Wednesday, December 7, 2011

'Hempstead House' Interiors

The accompanying interiors to yesterday's post on 'Hempstead House', originally the Howard Gould estate designed by Hunt & Hunt c. 1909 in Sands Point and later the Daniel Guggenheim estate. Click HERE for more on 'Hempstead House' and HERE for the previous post.






Photos from Architecture, 1912.

11 comments:

Doug Floor Plan said...

It's probably a good thing the castle originally intended by Gould & drafted by Hayden was not built; I suspect it would not have survived.

The interiors are not bad & are appropriate for a castle. Good thing the interior decorator here didn't have to deal with the former Mrs. Howard Gould (nee Katherine Clemmons) -- there might have been bloodshed & a piece of valuable artwork destroyed to hide the evidence.

Charles Foster Kane said...

I think if you look carefully in the west wing, Susan, you'll find about a dozen vacationists still in residence.

The Devoted Classicist said...

The Palm Room is my favorite part. Is the interior open to the public? Does anyone know if the skylight has been restored?

The Down East Dilettante said...

In another of the articles encountered in the course of yesterday's research, the library, the top room, is referred to as 'The Bookless Library at Castle Gould', although the writer goes on to admit that there are a very few books in an adjacent alcove. No surprise to find that the pleasure seeking Goulds were less than literary.

The rendering for the unbuilt Castle Gould shows it to indeed have been unrealistically large.

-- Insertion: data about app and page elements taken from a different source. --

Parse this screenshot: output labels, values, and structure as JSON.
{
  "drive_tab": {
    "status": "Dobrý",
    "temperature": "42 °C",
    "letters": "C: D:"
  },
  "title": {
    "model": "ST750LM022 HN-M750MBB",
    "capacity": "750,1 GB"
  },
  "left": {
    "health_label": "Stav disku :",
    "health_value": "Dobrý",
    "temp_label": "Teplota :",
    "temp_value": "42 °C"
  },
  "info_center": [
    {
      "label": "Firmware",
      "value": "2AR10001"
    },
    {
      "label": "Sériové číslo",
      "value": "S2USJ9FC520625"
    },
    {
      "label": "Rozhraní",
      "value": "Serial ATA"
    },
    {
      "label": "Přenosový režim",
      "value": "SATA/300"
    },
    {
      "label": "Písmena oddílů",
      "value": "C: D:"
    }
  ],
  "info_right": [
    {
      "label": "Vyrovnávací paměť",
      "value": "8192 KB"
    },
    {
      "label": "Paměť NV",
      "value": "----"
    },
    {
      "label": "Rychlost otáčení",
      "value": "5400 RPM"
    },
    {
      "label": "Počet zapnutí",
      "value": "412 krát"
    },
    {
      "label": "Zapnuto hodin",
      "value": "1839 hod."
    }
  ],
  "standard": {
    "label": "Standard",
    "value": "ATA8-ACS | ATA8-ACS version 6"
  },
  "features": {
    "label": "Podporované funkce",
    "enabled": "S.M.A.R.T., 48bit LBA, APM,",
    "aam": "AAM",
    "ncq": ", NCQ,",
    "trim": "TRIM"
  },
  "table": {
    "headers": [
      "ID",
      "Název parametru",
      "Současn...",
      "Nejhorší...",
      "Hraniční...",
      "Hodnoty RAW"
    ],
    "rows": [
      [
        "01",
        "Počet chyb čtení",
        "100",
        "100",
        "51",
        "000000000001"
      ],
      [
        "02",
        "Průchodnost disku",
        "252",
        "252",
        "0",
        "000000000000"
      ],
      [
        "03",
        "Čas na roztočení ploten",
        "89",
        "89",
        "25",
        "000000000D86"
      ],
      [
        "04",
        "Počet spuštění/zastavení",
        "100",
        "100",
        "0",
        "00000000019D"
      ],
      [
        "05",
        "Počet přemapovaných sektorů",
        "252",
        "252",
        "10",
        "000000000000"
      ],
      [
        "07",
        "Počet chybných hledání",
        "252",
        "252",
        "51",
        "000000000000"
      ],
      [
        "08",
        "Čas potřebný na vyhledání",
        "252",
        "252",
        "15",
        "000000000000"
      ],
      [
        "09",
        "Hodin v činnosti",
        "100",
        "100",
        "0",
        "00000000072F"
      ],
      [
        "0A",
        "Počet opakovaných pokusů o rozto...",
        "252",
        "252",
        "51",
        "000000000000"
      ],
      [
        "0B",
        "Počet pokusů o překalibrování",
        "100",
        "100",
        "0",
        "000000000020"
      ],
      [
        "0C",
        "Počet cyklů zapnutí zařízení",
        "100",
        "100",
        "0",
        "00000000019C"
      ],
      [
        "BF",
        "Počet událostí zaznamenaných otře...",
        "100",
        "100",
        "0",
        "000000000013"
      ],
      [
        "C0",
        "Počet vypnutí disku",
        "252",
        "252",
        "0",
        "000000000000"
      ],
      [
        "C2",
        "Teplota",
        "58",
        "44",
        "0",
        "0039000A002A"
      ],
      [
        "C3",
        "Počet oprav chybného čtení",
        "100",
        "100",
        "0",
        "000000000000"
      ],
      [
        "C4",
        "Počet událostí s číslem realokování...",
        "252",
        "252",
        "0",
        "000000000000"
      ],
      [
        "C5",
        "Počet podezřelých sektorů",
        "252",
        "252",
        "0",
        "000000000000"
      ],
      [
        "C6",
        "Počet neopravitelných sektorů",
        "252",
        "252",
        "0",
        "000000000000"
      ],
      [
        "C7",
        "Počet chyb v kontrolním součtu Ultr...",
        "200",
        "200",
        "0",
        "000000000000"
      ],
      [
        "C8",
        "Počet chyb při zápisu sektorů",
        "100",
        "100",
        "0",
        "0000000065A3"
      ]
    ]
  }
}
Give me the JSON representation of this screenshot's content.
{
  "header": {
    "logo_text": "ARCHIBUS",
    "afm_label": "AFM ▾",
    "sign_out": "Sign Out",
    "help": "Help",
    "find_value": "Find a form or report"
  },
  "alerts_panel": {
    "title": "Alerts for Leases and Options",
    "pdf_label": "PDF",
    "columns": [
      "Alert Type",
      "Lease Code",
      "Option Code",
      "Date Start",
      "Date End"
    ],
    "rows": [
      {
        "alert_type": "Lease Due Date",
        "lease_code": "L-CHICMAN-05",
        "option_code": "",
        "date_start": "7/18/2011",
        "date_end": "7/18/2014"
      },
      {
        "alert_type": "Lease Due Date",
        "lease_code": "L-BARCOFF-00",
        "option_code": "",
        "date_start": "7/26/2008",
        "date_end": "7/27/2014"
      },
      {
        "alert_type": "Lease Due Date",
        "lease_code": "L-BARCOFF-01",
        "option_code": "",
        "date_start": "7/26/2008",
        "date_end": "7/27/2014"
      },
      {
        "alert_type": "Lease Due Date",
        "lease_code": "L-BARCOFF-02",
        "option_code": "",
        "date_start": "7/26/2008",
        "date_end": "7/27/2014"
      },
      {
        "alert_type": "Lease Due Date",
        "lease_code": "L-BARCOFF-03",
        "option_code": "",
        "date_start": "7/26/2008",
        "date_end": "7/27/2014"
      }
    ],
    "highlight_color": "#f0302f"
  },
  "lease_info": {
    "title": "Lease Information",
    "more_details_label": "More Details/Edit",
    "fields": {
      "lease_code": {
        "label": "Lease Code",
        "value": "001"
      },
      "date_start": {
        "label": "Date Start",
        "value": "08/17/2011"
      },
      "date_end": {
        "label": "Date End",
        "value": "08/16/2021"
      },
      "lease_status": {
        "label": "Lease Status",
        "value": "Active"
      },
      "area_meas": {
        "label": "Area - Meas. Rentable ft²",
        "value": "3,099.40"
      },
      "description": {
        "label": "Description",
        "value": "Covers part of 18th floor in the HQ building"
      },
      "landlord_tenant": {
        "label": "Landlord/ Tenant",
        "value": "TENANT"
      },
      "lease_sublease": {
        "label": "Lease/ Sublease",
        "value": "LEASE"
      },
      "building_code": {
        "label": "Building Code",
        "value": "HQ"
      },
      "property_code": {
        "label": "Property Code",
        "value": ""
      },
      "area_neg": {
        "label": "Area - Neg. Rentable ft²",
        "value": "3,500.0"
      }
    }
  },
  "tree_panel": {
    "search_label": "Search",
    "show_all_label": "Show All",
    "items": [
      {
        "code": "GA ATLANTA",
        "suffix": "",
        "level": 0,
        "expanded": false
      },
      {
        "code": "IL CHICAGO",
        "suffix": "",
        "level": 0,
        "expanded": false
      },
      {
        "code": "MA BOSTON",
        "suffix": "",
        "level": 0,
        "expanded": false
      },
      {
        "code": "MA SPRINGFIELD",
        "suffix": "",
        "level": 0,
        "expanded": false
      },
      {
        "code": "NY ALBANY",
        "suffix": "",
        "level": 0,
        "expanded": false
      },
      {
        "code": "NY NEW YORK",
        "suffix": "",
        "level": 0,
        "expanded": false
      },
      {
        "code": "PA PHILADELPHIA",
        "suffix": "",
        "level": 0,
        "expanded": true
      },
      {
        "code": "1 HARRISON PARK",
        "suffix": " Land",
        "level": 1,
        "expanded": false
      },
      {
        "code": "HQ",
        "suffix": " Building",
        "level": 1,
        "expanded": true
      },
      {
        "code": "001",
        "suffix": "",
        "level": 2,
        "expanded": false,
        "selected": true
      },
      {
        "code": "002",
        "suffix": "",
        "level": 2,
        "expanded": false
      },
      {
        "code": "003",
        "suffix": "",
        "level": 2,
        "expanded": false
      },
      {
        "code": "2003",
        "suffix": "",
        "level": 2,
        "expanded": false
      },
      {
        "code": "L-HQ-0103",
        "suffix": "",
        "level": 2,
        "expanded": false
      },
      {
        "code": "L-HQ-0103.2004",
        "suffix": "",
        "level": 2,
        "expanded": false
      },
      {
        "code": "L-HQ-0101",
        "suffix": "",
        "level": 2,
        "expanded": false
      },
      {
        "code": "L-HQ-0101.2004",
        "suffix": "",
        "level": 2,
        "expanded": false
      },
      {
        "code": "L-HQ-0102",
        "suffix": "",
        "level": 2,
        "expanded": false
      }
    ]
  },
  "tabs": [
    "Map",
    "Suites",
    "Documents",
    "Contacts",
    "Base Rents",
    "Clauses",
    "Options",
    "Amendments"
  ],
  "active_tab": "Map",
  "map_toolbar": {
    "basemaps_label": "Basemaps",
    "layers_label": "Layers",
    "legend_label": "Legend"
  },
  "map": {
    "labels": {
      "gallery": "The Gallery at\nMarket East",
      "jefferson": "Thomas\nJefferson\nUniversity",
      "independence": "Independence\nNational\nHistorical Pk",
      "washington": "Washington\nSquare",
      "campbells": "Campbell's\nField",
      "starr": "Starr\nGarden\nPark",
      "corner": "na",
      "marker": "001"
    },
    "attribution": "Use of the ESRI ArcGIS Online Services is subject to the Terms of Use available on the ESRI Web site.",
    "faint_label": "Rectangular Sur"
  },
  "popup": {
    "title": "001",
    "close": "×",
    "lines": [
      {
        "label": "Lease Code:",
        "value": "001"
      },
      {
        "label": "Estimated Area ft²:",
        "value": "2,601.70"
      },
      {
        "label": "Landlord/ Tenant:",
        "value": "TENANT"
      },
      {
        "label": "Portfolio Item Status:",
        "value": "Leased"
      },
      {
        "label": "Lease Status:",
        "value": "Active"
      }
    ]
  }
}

Mad Housewife of Nassau County teams up with crazy architect, this is what results. And indeed it does closely resemble Kilkenny Castle. Notice also, any lingering doubters, that it does show as being sited on the ocean bluff.

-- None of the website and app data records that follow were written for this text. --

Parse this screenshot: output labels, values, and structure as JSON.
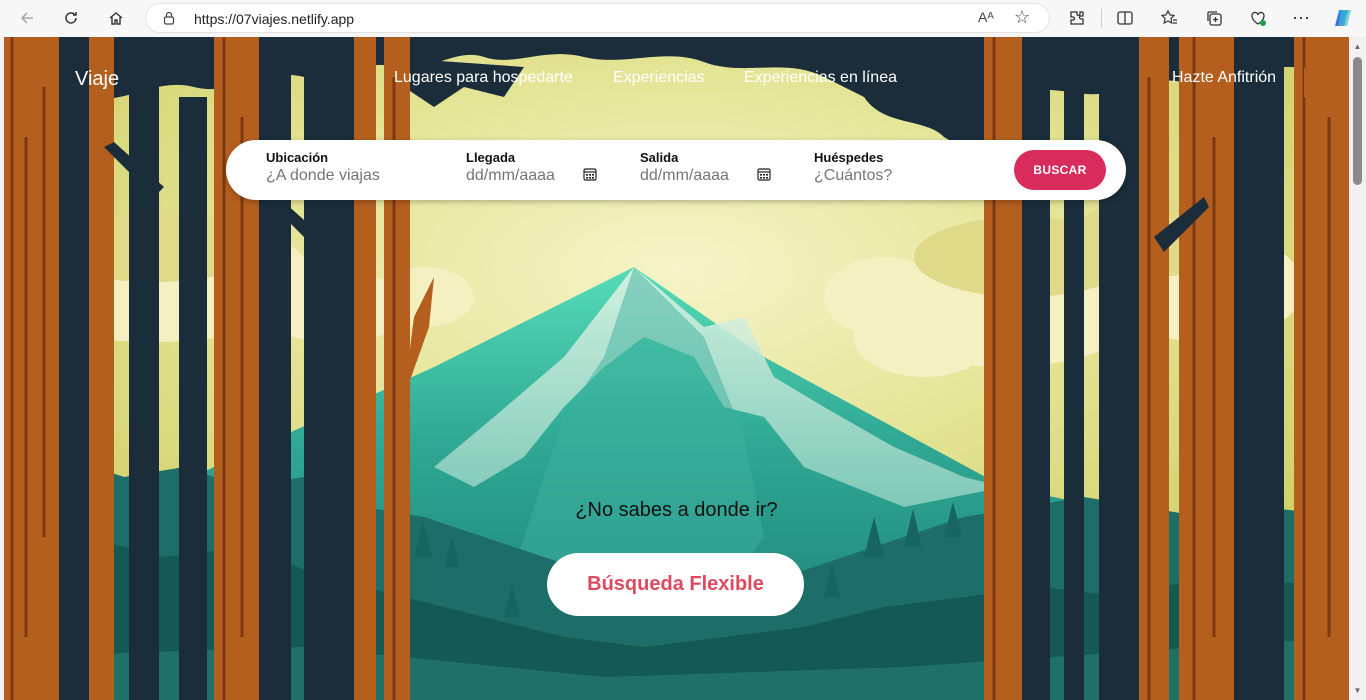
{
  "browser": {
    "url": "https://07viajes.netlify.app",
    "reader_label": "Aᴬ"
  },
  "site": {
    "logo": "Viaje",
    "nav": [
      "Lugares para hospedarte",
      "Experiencias",
      "Experiencias en línea"
    ],
    "host_link": "Hazte Anfitrión"
  },
  "search": {
    "location": {
      "label": "Ubicación",
      "placeholder": "¿A donde viajas"
    },
    "checkin": {
      "label": "Llegada",
      "placeholder": "dd/mm/aaaa"
    },
    "checkout": {
      "label": "Salida",
      "placeholder": "dd/mm/aaaa"
    },
    "guests": {
      "label": "Huéspedes",
      "placeholder": "¿Cuántos?"
    },
    "button": "BUSCAR"
  },
  "hero": {
    "question": "¿No sabes a donde ir?",
    "flex_button": "Búsqueda Flexible"
  },
  "colors": {
    "accent": "#d72c5c",
    "flex_text": "#de4a5e",
    "sky": "#d8d97a",
    "mountain": "#2a9c8a",
    "trunk_dark": "#1b2d3a",
    "trunk_orange": "#b45f1e"
  }
}
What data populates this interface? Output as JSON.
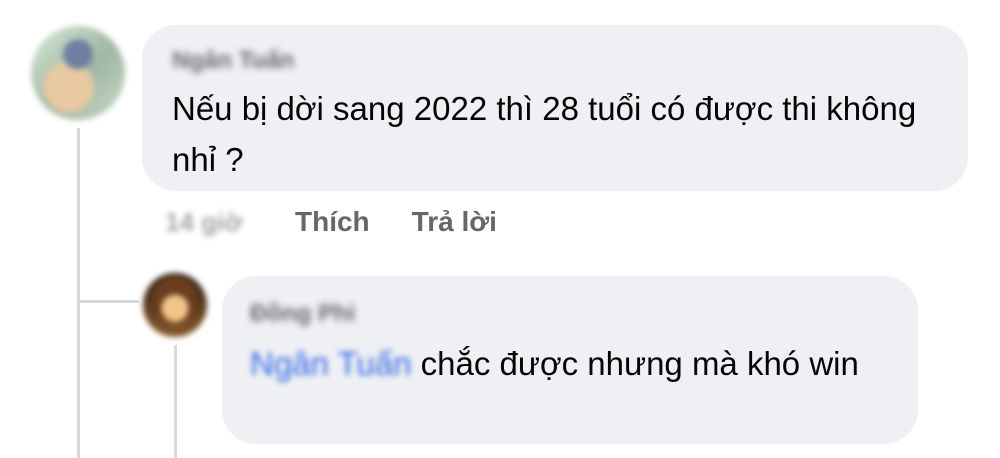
{
  "comment": {
    "author": "Ngân Tuấn",
    "text": "Nếu bị dời sang 2022 thì 28 tuổi có được thi không nhỉ ?",
    "timestamp": "14 giờ",
    "actions": {
      "like": "Thích",
      "reply": "Trả lời"
    }
  },
  "reply": {
    "author": "Đồng Phi",
    "mention": "Ngân Tuấn",
    "text": "chắc được nhưng mà khó win"
  }
}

Interesting that the entrance was going to be on the east side, and interesting that the front facing the ocean has so bloody little to do with the ocean---just a glassed in veranda as if it were some bleak hotel on the north British coast.

And I'm relieved for Doug that it was never built, as the floorplans would have been close to enough to cause nervous collapse on examination. I wonder if the drawings survive in any collection?

The Down East Dilettante said...

PS, Devoted, if one thinks about it, doesn't it seem that the Palm room must have been inspired by the one their father designed at Biltmore? Not so much in detail and elevation, but in the way it is placed in the plan and how the rooms pivot around and through it?

Charles Foster Kane---LOL

Zach said...

The interior of the house was prominently featured on NBC's short lived television show 'Kings'.

Anonymous said...

Devoted, I had a tour 2 summer's ago,and I have to say it was one of the worst house tours I've ever had. It was given by one of the workers of the corporation that took it over from the county. She knew nothing of the architecture, or the history of the house or grounds. That being said, the interior seemed to be in surprisingly good shape. At that point, she spoke of the skylight in the Palm room being restored, but I don't know if that came to be....I hear rumour that it's not being run that great, but don't know it that's just talk or truth.

archubuff said...

I like the interiors, most appropriate and very consistent throughout for the style of home. I havent been inside in years, but the exterior was not well maintained in the past and I remember sections were behind scaffolding and barricades were placed to keep people away from falling masonry. Dont know what level of care it is receiving these days, but I will have to get over there. Also thought a large Wedgewood collection was donated to Nassau County and it was housed on the second floor.

Zach said...

I was told by a former deputy parks commissioner of Nassau County a few years ago that the home was in need of roughly $10 million worth of work. The steel frame underneath the stone exterior is corroding from the seawater/air and slowly making the house structurally unstable.

archibuff said...

Well if Nassau County is true to form they will either wait until the deterioration is so bad that it will cost $30M to repair/rebuild or they will try and lease the building out to some corporation who will be responsible for the maintenance. Either way, the county will succeed in keeping their abysmal track record of ownership intact.

The Down East Dilettante said...

Although I live far from Nassau country, I follow their track record with historic properties with avid interest----there is clearly a serious problem at the highest levels of bureaucracy that they should so continue to follow a model that clearly doesn't work and costs more money in the long run...